(Data excerpts)
----------

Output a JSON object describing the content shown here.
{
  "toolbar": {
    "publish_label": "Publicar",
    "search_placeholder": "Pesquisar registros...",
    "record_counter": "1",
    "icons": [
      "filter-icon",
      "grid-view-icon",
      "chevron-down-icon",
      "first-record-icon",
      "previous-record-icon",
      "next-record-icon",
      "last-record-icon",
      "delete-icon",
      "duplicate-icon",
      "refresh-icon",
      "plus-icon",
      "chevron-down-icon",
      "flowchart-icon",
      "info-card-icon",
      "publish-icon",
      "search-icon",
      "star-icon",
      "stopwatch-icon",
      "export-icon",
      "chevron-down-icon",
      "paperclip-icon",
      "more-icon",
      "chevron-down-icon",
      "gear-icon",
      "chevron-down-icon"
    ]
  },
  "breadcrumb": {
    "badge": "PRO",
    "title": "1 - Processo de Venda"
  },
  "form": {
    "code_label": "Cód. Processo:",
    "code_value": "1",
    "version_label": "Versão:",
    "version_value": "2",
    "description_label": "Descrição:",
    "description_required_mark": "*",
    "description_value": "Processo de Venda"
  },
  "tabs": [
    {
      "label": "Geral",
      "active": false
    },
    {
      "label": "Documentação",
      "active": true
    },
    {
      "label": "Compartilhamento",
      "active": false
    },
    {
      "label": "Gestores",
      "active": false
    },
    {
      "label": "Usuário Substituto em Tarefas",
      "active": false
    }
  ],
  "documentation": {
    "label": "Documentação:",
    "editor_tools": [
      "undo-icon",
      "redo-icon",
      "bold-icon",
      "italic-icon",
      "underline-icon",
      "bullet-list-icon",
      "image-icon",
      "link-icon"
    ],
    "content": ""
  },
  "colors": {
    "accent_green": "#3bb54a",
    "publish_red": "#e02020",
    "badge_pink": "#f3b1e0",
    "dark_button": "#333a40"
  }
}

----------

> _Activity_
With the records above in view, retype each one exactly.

> _Task solution_
Output a JSON object describing the content shown here.
{
  "toolbar": {
    "publish_label": "Publicar",
    "search_placeholder": "Pesquisar registros...",
    "record_counter": "1",
    "icons": [
      "filter-icon",
      "grid-view-icon",
      "chevron-down-icon",
      "first-record-icon",
      "previous-record-icon",
      "next-record-icon",
      "last-record-icon",
      "delete-icon",
      "duplicate-icon",
      "refresh-icon",
      "plus-icon",
      "chevron-down-icon",
      "flowchart-icon",
      "info-card-icon",
      "publish-icon",
      "search-icon",
      "star-icon",
      "stopwatch-icon",
      "export-icon",
      "chevron-down-icon",
      "paperclip-icon",
      "more-icon",
      "chevron-down-icon",
      "gear-icon",
      "chevron-down-icon"
    ]
  },
  "breadcrumb": {
    "badge": "PRO",
    "title": "1 - Processo de Venda"
  },
  "form": {
    "code_label": "Cód. Processo:",
    "code_value": "1",
    "version_label": "Versão:",
    "version_value": "2",
    "description_label": "Descrição:",
    "description_required_mark": "*",
    "description_value": "Processo de Venda"
  },
  "tabs": [
    {
      "label": "Geral",
      "active": false
    },
    {
      "label": "Documentação",
      "active": true
    },
    {
      "label": "Compartilhamento",
      "active": false
    },
    {
      "label": "Gestores",
      "active": false
    },
    {
      "label": "Usuário Substituto em Tarefas",
      "active": false
    }
  ],
  "documentation": {
    "label": "Documentação:",
    "editor_tools": [
      "undo-icon",
      "redo-icon",
      "bold-icon",
      "italic-icon",
      "underline-icon",
      "bullet-list-icon",
      "image-icon",
      "link-icon"
    ],
    "content": ""
  },
  "colors": {
    "accent_green": "#3bb54a",
    "publish_red": "#e02020",
    "badge_pink": "#f3b1e0",
    "dark_button": "#333a40"
  }
}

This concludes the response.